Jane couldn’t find the Chai Latte mix this morning. They had purchased some at the grocery store the day before. She came to our bedroom to ask her daddy where it was. When he told her it was in the big pantry, she said she had looked and it wasn’t there.
He clarified by telling her there were three boxes on the top shelf in the big pantry. She left to check again. When she returned, she insisted that there was no Chai Latte in the big pantry. Her dad said “I’m sorry” in that tone that I recognize to mean It’s not my fault you can’t see it. It’s there and if you can’t find it, then it’s your own problem. As usual, she took it to mean not an indictment on her search skills but an indication that her father didn’t care if she starved to death.

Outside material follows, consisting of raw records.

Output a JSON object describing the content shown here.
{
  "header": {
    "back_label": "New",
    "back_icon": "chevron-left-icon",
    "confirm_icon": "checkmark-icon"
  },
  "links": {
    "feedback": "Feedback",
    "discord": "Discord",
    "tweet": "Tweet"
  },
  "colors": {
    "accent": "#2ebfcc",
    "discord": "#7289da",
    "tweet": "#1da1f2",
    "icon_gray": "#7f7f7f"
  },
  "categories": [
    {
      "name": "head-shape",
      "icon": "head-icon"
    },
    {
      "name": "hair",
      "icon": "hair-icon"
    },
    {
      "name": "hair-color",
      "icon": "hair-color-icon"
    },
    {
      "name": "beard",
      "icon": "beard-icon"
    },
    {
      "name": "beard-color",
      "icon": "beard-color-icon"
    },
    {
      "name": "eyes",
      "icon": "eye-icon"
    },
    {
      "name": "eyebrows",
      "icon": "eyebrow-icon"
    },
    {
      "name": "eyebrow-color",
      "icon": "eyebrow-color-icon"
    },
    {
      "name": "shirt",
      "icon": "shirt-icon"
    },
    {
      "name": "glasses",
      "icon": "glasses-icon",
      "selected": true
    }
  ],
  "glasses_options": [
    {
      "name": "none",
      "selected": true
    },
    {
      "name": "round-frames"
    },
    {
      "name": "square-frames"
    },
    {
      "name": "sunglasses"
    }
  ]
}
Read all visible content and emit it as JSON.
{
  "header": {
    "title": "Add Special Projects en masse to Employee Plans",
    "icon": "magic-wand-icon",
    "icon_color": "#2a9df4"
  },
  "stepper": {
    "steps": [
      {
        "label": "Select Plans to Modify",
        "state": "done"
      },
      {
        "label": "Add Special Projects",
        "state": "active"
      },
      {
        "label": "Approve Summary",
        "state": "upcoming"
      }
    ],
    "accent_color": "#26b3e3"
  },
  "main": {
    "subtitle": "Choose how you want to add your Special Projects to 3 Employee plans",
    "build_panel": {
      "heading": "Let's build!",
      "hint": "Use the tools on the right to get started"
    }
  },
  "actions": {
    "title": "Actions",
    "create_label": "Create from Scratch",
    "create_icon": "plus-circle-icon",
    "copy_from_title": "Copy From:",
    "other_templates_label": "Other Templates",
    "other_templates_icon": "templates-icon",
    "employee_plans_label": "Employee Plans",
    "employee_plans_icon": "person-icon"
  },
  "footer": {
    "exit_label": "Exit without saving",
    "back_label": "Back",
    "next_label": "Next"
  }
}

“What am I supposed to have for breakfast then?!”
“There’s boiled egss and cereal and milk and toast…” She left the room in irritation as I rattled off the list of breakfast choices.
The specificity of his description of the location intrigued me. He obviously knew exactly where he had put it, so why couldn’t she see it? Who was right? I dragged myself out of the warm bed to go investigate. I glanced up at the end of the top shelf as I walked into the laundry room, where the shelves we refer to as “the big pantry” are. There was nothing there. I turned the corner to face the shelves and scanned the top one. I immediately spotted the three boxes on the lefthand side and took one of them down.
Jane was standing on the porch, watching the dog use the bathroom. I opened the door just enough to show her the box and comment that she should be careful who she gets mad at – they were exactly where Daddy said they would be.
I’m assuming that Jane had developed tunnel vision, looking for that distinctive logo on the front of the carton. They were turned such that their unmarked sides were facing out. They were still obviously the Chai Latte boxes, but she couldn’t see them. If instead of scanning for the logo, she had deliberately looked at each item on the shelf and identified it in her mind, she would have found them.
When I returned to the bedroom, I remarked to my husband, “You know, if people would look at what is in front of them instead of for what they want, I bet they’d find what they are looking for.”
I meant it as a statement about people’s search skills when they can’t find an object. It seems that people frequently fail to see what they are looking for even though it’s in plain sight. I think it’s because they have an image in their heads and are blindly comparing the objects in front of them to that image without actually seeing the objects themselves. I soon realized that it was also a metaphor for much more significant things: jobs, friends, lovers, homes, life.
How often are people looking for that perfect mate they’ve envisioned, discarding everyone they come across, instead of taking a good look at what’s right in front of them? I’m not talking about settling for a poor match. I’m talking about actually taking the time to see the people around you instead of moving on when they don’t match the template in your mind.
How many men are looked over because they are too short? Women because they are too fat? Too dumb? Too poorly dressed? Too quiet? Too loud? Too tall? Too athletic? Too bookish? Too boring? Too plain?
Do we even see these people before we dismiss them as not matching that ideal image of the person we think we want to be with? Wouldn’t we be more successful if we started with getting to know the person and then examining the quality of the match instead of the other way around?
Maybe we should take a good look at that box of Chai Latte mix before we move on, claiming it was nowhere to be found.